When Alex Rodriguez popped out to second with one out and nobody on in the eighth inning yesterday, he heard boos as he returned to the Yankees dugout. Through two games, A-Rod hasn’t done much with the bat: In Game One, he went 0-for-5 with two strikeouts, picking up an RBI on a first-inning ground out. Yesterday, in Game Two, he went 0-for-3 with a walk.
But there’s an added wrinkle to A-Rod’s struggles in this series: It’s not so much a question of whether he can hit in the clutch — we think the 2009 postseason proved he can — but a question of whether he can physically hit at all right now. A-Rod isn’t making any excuses for himself, but it’s a fact that he’s had issues with his knee and thumb this season. And while Joe Girardi insists that the knee soreness that kept him out of the season finale was no big deal, it’s fair to wonder what exactly Rodriguez is playing through right now, considering that he doesn’t look like himself at the plate. (Keep in mind, he also hit just .191 in nineteen regular season games after coming off the disabled list on August 21.) To be honest, if A-Rod isn’t 100 percent, dropping a banged-up A-Rod down in the lineup this year would make more sense than dropping a struggling A-Rod to eighth did in 2006, not that we expect Girardi to actually do it.
Yankees fans can be excused for being frustrated yesterday: Their team didn’t have a hit until the sixth inning after all. But we really did think the days of booing A-Rod were over. Look, he’s not the only established player on this team that fans are willing to boo, but he’s certainly the most accomplished of them. Fans demand that A-Rod prove himself over and over again, even after the two MVP awards he won here, and even after the 2009 World Series run. And so, fair or not, he becomes something of a scapegoat. The star player that fans have always been comfortable booing is struggling more than anyone. Now that we think about it, those eighth-inning boos were inevitable.
Here’s A-Rod, after the game:
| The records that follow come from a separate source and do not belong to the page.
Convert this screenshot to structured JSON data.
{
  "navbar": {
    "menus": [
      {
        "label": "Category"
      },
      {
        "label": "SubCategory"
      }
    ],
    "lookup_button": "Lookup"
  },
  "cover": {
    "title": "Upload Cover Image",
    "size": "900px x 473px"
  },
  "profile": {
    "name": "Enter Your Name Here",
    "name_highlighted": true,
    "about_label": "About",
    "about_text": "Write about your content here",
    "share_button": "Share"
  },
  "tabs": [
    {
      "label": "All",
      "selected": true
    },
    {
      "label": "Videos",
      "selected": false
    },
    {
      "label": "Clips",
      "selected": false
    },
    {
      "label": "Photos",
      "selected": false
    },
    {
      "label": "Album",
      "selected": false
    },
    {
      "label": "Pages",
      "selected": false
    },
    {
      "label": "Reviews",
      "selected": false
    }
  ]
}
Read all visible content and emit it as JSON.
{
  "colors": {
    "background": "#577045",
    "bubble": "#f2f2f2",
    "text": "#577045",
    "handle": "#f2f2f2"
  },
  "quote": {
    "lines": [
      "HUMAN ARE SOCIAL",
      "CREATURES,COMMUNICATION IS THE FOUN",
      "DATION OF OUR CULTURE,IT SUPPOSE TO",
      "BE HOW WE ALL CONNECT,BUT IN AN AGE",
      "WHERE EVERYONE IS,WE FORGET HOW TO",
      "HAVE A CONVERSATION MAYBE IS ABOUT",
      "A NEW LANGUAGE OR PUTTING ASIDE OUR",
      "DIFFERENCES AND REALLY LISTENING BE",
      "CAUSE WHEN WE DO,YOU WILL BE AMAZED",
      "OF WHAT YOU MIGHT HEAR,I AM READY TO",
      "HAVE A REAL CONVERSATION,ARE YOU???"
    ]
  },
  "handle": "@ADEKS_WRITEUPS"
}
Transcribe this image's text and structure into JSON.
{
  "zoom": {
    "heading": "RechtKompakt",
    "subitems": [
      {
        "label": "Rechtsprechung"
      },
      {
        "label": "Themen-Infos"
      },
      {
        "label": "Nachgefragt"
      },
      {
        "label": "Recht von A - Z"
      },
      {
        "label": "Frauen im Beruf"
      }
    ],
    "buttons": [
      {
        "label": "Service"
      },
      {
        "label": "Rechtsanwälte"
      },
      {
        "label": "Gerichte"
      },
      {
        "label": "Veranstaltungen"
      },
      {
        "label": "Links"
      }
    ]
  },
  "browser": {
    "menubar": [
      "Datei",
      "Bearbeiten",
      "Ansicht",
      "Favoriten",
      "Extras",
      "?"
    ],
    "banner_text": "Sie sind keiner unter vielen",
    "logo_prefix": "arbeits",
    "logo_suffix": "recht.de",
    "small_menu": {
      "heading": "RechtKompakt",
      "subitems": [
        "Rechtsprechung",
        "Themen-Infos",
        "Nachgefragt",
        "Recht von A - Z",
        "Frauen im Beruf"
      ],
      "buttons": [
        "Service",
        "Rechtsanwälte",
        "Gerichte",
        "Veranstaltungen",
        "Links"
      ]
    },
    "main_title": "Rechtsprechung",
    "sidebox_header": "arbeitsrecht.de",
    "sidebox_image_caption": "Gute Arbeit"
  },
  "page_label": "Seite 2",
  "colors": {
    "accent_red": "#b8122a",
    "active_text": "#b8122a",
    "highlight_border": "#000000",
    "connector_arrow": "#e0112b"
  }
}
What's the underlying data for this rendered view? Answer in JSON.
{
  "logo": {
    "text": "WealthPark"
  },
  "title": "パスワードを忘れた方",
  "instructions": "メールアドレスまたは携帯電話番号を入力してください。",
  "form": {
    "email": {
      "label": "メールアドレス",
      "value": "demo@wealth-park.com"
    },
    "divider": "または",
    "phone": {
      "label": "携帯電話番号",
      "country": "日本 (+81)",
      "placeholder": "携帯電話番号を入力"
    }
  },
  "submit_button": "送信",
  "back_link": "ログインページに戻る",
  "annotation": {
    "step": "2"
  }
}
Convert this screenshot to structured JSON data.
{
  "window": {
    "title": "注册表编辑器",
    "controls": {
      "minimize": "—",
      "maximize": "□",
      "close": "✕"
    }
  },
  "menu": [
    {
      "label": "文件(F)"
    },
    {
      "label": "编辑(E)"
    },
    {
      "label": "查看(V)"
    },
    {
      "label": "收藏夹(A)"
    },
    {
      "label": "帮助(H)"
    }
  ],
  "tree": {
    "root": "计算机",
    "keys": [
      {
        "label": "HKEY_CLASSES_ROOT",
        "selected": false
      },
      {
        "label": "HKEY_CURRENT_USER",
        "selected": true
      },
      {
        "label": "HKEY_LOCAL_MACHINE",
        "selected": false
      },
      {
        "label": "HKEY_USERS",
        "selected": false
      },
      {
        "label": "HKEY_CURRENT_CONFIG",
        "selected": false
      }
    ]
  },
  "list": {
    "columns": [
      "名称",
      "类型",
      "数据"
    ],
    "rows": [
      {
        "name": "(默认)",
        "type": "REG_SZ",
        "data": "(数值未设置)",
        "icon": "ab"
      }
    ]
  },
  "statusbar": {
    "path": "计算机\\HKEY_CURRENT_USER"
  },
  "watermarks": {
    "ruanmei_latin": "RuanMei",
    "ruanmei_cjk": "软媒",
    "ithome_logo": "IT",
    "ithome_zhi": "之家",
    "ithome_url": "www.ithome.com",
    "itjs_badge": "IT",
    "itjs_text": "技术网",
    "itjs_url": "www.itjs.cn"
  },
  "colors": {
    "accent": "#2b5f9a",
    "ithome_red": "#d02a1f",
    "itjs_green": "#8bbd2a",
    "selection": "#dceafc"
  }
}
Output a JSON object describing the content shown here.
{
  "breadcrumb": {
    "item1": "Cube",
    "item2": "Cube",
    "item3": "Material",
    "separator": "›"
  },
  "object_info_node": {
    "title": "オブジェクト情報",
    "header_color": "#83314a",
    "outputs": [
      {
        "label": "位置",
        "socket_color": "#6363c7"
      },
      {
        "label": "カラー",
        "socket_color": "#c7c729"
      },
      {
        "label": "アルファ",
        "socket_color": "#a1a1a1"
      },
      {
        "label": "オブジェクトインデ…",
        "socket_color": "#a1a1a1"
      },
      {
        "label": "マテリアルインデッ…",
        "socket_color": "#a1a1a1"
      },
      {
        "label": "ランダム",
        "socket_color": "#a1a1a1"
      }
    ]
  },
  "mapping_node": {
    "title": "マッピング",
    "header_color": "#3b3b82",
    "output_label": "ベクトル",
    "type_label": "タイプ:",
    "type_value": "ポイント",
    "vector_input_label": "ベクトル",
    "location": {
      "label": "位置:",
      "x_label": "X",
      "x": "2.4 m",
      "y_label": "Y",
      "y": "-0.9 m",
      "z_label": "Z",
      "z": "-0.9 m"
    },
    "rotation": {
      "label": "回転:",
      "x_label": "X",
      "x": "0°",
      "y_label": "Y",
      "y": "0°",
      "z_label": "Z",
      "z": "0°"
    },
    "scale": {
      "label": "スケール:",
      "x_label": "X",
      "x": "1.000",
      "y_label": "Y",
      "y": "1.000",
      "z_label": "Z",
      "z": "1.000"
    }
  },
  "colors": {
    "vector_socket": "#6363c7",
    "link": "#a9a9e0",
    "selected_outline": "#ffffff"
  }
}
“There’s no need to even get emotional,” he said. “Again, it’s one pitch at a time. One big hit can change this whole series around. You really have to stay in the moment. Like Phil Jackson, you have to go into a little bit of a zen mode.”
We’re not sure that failing to “stay in the moment” is A-Rod’s biggest problem right now. (“Swinging late on fastballs” would seem to be the bigger concern.) But he’s right about one thing: One big hit could turn this series around for the Yankees, and for A-Rod, particularly heading into what may very well be a pitchers’ duel in Game Three. But while he might still have time to turn this around, whether his body will let him is a different question entirely.